According to the agreement signed for Iran by Head of Iran's Cultural Heritage and Tourism Organization Hossein Marashi and for France by its Minister of State for Cooperation, Development and Francophonie Xavier Darcos, the French experts are to offer educational and training courses for their young Iranian colleagues.

Marashi told IRNA that the French archaeologists who have been the first to carry out projects in Iran are still interested in cooperating with Iranian experts.

He also said that according to the agreement necessary measures to introduce Iran to French tourists will be taken in France as of next year.

He said it was also agreed that French experts would cooperate with Iran in building 10 new hotels in the country.

Marashi arrived in Paris Tuesday to explore avenues for cooperation between the two countries in such areas as cultural heritage, archaeology, tourism, museums and holding exhibitions.

That's the whole thing.

Mummy alert

Mexican archaeologists dig up ancient mummy

Mexican archaeologists reported on Thursday the discovery of a 2 300-year-old mummy of a female child along with some fabric, hair, feathers and plant remains in a dry, cold, high-altitude cave in the central state of Queretaro.

Archaeologists received a tip about some human remains in the cave in a mountainous area known as the Sierra Gorda. They searched the cave, located about 2 900 metres above sea level, and found the girl's mummified remains, which lacked one arm.

"This is one of the oldest mummies to have been found in Mexico," according to a press release from the Templo Mayor Museum, part of the National Archaeology and Anthropology Institute.

More on the flute story
Plus a picture!

After the hunt, ice age man chilled out - with a flute

He is better known for his hunting skills, but now it appears that ice age man did not merely chase prey - he was also fond of music.

German archaeologists revealed yesterday that they had discovered one of the world's oldest musical instruments, a 35,000-year-old flute carved from the tusk of a now-extinct woolly mammoth.

The flute was dug up in a cave in the Swabian mountains in south-western Germany, and pieced back together again from 31 fragments. Its discovery suggests that ice age man, who roamed across Europe during prehistoric times, had precocious aesthetic talents, and probably discovered music far earlier than previously assumed.

Artifact source debated

Treasure hunters who collected artifacts from Lewes Beach over the last month had an opportunity Thursday to have them cataloged by archaeologists from the state Division of Historical and Cultural Affairs.

The documentation sessions took place at the Zwaandael Museum on Savannah Road in Lewes.

Pottery shards, broken bottles and crockery have been found on the beach following an offshore dredging and beach replenishment effort by the Army Corps of Engineers.

Fight! Fight! The Indus Script--Write or Wrong? (Subscriber-only, unfortunately)

Academic prizes typically are designed to confer prestige.
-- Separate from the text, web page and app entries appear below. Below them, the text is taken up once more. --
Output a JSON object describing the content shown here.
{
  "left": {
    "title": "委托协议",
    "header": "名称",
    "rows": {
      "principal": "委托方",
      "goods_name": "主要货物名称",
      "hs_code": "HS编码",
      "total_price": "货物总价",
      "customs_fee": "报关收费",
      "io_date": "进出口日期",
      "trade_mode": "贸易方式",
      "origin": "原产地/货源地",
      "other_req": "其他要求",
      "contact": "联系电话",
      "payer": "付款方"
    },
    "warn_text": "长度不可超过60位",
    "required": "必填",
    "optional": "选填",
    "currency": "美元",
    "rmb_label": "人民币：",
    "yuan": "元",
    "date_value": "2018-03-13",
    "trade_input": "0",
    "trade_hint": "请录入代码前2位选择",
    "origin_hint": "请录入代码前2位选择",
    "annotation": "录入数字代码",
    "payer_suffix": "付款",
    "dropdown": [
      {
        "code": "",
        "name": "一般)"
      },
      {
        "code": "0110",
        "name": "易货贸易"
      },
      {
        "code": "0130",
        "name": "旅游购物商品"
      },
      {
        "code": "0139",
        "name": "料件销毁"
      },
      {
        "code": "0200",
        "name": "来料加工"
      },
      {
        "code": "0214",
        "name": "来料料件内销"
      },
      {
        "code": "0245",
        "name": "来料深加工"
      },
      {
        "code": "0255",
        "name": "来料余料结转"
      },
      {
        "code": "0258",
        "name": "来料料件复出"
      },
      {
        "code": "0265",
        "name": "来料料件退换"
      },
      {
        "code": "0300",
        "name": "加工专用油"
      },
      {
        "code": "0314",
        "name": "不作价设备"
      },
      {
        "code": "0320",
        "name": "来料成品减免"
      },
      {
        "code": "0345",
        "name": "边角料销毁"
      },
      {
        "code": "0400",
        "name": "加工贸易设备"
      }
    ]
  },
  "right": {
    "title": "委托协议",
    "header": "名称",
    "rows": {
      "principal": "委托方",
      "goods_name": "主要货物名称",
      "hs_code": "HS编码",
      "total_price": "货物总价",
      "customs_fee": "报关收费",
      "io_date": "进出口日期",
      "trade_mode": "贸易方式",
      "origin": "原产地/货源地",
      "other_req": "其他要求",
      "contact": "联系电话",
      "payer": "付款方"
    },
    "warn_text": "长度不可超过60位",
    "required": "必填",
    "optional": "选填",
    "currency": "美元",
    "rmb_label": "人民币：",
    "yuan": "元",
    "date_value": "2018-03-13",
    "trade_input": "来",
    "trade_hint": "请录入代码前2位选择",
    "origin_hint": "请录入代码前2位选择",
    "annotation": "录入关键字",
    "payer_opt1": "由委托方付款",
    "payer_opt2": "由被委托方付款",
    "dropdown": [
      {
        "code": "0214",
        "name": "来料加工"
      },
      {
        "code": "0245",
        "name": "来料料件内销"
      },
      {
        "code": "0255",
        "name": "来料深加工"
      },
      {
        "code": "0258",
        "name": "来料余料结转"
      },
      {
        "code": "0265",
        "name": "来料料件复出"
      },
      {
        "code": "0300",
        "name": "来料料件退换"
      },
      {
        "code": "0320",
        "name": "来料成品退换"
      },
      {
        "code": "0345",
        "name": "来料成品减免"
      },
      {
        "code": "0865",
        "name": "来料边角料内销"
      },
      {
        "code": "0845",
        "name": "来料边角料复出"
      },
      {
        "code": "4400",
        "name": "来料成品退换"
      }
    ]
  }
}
But the latest proposed award, a $10,000 check for finding a lengthy inscription from the ancient Indus civilization, is intended to goad rather than honor. The controversial scholar who announced the prize last month cheekily predicts that he will never have to pay up. Going against a century of scholarship, he and a growing number of linguists and archaeologists assert that the Indus people--unlike their Egyptian and Mesopotamian contemporaries 4000 years ago--could not write.

That claim is part of a bitter clash among academics, as well as between Western scientists and Indian nationalists, over the nature of the Indus society, a clash that has led to shouting matches and death threats. But the provocative proposal, summed up in a paper published online last week, is winning adherents within the small community of Indus scholars who say it is time to rethink an enigmatic society that spanned a vast area in today's Pakistan, India, and Afghanistan--the largest civilization of its day.

Too bad, it's a nice article.